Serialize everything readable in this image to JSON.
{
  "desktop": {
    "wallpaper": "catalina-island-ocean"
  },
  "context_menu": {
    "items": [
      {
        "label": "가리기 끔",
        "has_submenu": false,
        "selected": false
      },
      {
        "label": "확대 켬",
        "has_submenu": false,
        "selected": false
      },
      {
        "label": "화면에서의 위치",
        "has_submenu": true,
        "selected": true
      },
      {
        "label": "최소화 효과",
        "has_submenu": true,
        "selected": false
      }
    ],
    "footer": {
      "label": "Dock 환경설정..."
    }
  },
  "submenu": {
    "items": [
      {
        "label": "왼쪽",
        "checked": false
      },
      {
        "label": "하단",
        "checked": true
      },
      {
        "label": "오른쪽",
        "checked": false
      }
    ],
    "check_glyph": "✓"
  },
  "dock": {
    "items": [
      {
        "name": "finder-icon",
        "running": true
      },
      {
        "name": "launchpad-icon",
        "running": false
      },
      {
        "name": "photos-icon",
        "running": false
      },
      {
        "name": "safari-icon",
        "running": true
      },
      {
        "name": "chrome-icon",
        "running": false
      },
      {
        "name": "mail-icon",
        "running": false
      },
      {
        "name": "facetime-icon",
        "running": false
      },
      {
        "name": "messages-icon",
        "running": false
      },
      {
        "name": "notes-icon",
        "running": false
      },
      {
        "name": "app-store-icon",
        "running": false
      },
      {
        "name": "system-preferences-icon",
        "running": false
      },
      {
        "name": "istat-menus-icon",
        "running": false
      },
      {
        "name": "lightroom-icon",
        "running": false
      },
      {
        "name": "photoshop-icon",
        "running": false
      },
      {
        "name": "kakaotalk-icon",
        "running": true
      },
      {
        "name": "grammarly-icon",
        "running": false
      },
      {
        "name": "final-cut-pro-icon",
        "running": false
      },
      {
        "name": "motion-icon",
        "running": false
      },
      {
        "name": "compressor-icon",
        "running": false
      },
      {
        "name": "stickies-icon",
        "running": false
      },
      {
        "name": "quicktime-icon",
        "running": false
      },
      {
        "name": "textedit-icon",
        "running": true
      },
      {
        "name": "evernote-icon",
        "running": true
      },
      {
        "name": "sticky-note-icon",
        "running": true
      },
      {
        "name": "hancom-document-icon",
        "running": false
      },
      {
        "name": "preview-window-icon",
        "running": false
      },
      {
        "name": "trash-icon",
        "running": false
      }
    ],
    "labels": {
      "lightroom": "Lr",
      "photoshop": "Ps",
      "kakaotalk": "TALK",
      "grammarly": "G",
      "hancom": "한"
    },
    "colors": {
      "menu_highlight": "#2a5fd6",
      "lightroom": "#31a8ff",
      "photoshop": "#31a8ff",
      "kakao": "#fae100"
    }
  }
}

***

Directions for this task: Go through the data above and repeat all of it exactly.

Written answer:
Serialize everything readable in this image to JSON.
{
  "desktop": {
    "wallpaper": "catalina-island-ocean"
  },
  "context_menu": {
    "items": [
      {
        "label": "가리기 끔",
        "has_submenu": false,
        "selected": false
      },
      {
        "label": "확대 켬",
        "has_submenu": false,
        "selected": false
      },
      {
        "label": "화면에서의 위치",
        "has_submenu": true,
        "selected": true
      },
      {
        "label": "최소화 효과",
        "has_submenu": true,
        "selected": false
      }
    ],
    "footer": {
      "label": "Dock 환경설정..."
    }
  },
  "submenu": {
    "items": [
      {
        "label": "왼쪽",
        "checked": false
      },
      {
        "label": "하단",
        "checked": true
      },
      {
        "label": "오른쪽",
        "checked": false
      }
    ],
    "check_glyph": "✓"
  },
  "dock": {
    "items": [
      {
        "name": "finder-icon",
        "running": true
      },
      {
        "name": "launchpad-icon",
        "running": false
      },
      {
        "name": "photos-icon",
        "running": false
      },
      {
        "name": "safari-icon",
        "running": true
      },
      {
        "name": "chrome-icon",
        "running": false
      },
      {
        "name": "mail-icon",
        "running": false
      },
      {
        "name": "facetime-icon",
        "running": false
      },
      {
        "name": "messages-icon",
        "running": false
      },
      {
        "name": "notes-icon",
        "running": false
      },
      {
        "name": "app-store-icon",
        "running": false
      },
      {
        "name": "system-preferences-icon",
        "running": false
      },
      {
        "name": "istat-menus-icon",
        "running": false
      },
      {
        "name": "lightroom-icon",
        "running": false
      },
      {
        "name": "photoshop-icon",
        "running": false
      },
      {
        "name": "kakaotalk-icon",
        "running": true
      },
      {
        "name": "grammarly-icon",
        "running": false
      },
      {
        "name": "final-cut-pro-icon",
        "running": false
      },
      {
        "name": "motion-icon",
        "running": false
      },
      {
        "name": "compressor-icon",
        "running": false
      },
      {
        "name": "stickies-icon",
        "running": false
      },
      {
        "name": "quicktime-icon",
        "running": false
      },
      {
        "name": "textedit-icon",
        "running": true
      },
      {
        "name": "evernote-icon",
        "running": true
      },
      {
        "name": "sticky-note-icon",
        "running": true
      },
      {
        "name": "hancom-document-icon",
        "running": false
      },
      {
        "name": "preview-window-icon",
        "running": false
      },
      {
        "name": "trash-icon",
        "running": false
      }
    ],
    "labels": {
      "lightroom": "Lr",
      "photoshop": "Ps",
      "kakaotalk": "TALK",
      "grammarly": "G",
      "hancom": "한"
    },
    "colors": {
      "menu_highlight": "#2a5fd6",
      "lightroom": "#31a8ff",
      "photoshop": "#31a8ff",
      "kakao": "#fae100"
    }
  }
}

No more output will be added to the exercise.